"We have four pigs this year. We got Van in mid-May. She was a runt and quite abused by her fellow pigs who chewed off her ears and somehow caused a big scratch down her back. We couldn't decide if her name should be Van Gogh or Evander, so we settled on Van. The other three came from a different farm and are Vera (with the left sided tail curl), Ruby (who doesn't curl her tail, but likes to wag it), and Gus (who curls to the right)."

Pretty cool, huh? The "we" part is of course largely rhetorical, Kemosabe.

As in "we felled, bucked and split a cord of wood yesterday."

No, "we" b****dy well didn't. "I" did.

Womerlippi Farm society exhibits sexual dimorphism when it comes to occupation. If that's the right term. Sex roles. Whatever. Men bring in the firewood and eat the bacon. Women stay warm and give pigs names.

But they also shingle barns, grow tomato starts, make pie. Very useful critters, women.

Not that I remember all the names. There's just too many. Men can't remember that many names. Takes up too much brain. I need all the brain I have just to remember to do all the things I'm supposed to do.

Saturday, June 13, 2009

Shearing day

Our sheep shearer came by today. We've been trying for nearly a month to schedule a shearing for all our grown sheep, with no luck because of the rain.

Wool can't be put up wet, or it molds.

Yesterday it poured, but by the afternoon it was dry and sunny. Another few hours of sunny breezes and body heat and the sheep were dry enough to shear.

The shearer is Rob Manner of Gentle Manner Farm. He is as good as his name. He does a fine job with few second cuts and nicks. His partner Michelle came too. They work as a team. Rob works too fast for the camera in the low light of the barn, so the pictures are blurred. It looks like he's going really fast indeed but it is only the low light.

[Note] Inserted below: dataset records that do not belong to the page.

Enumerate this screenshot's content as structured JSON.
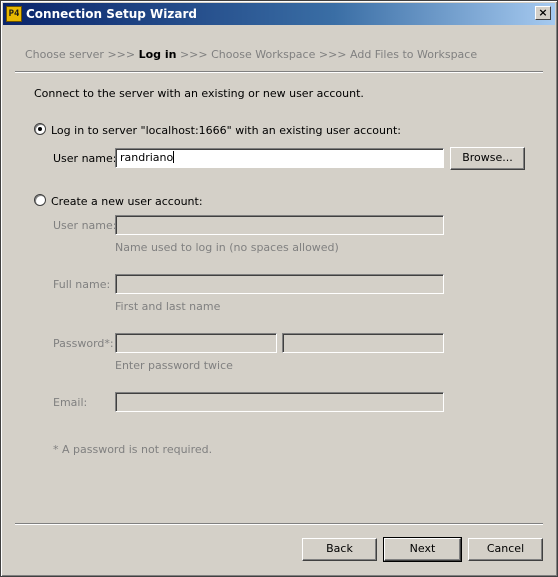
{
  "window": {
    "title": "Connection Setup Wizard",
    "app_icon": "p4-logo-icon",
    "close_icon": "close-icon",
    "close_glyph": "×"
  },
  "steps": [
    {
      "label": "Choose server",
      "active": false
    },
    {
      "label": "Log in",
      "active": true
    },
    {
      "label": "Choose Workspace",
      "active": false
    },
    {
      "label": "Add Files to Workspace",
      "active": false
    }
  ],
  "step_separator": ">>>",
  "intro": "Connect to the server with an existing or new user account.",
  "existing": {
    "radio_label": "Log in to server \"localhost:1666\" with an existing user account:",
    "selected": true,
    "username_label": "User name:",
    "username_value": "randriano",
    "browse_label": "Browse..."
  },
  "new_account": {
    "radio_label": "Create a new user account:",
    "selected": false,
    "username_label": "User name:",
    "username_hint": "Name used to log in (no spaces allowed)",
    "fullname_label": "Full name:",
    "fullname_hint": "First and last name",
    "password_label": "Password*:",
    "password_hint": "Enter password twice",
    "email_label": "Email:",
    "footnote": "* A password is not required."
  },
  "buttons": {
    "back": "Back",
    "next": "Next",
    "cancel": "Cancel"
  }
}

We also gave tetanus shots to the ewe labs we mean to keep. The four remaining ram lambs will be lamb chops by October/November. We didn't knacker them or dock tails, so no need for a shot.

Finally, all the grown sheep got a hoof trim.

Now they are all walking around fairly gingerly on their new short hoofs with their new shorn fleece, wondering what happened to them. Here is Tillie taking it all in stride. One time we were dung-tagging her out on the grassy terrace with students in this position and she started eating grass.

Wednesday, June 10, 2009

Aimee's homemade pizza pie

It's heaven for me when my wife doesn't work too hard at her professor job, because then I get more of her good cooking.

I'm a decent cook, but I tend to use up the staples that we grow ourselves, and so my own fare is plain and repetitive: pork and beans, lamb curries and chili, mashed potato, fries, bacon and eggs, stewed lamb, ham, pork and beans....

Aimee is much more flavorful. Here we have her homemade pizza dough with homemade pesto and homemade mozarella cheese slices. Only the tomatoes are shop-bought.

This pizza was so good, we ate it all in one sittings.

I say we, Kemosabe.

I mean, I ate it all in one sitting. Aimee had two slices. I ate the rest.

Another recent delight has been strawberry rhubarb-pie.

There should be a Bach "Ode to Rhubarb." If I were king, I'd commission a compose to write one.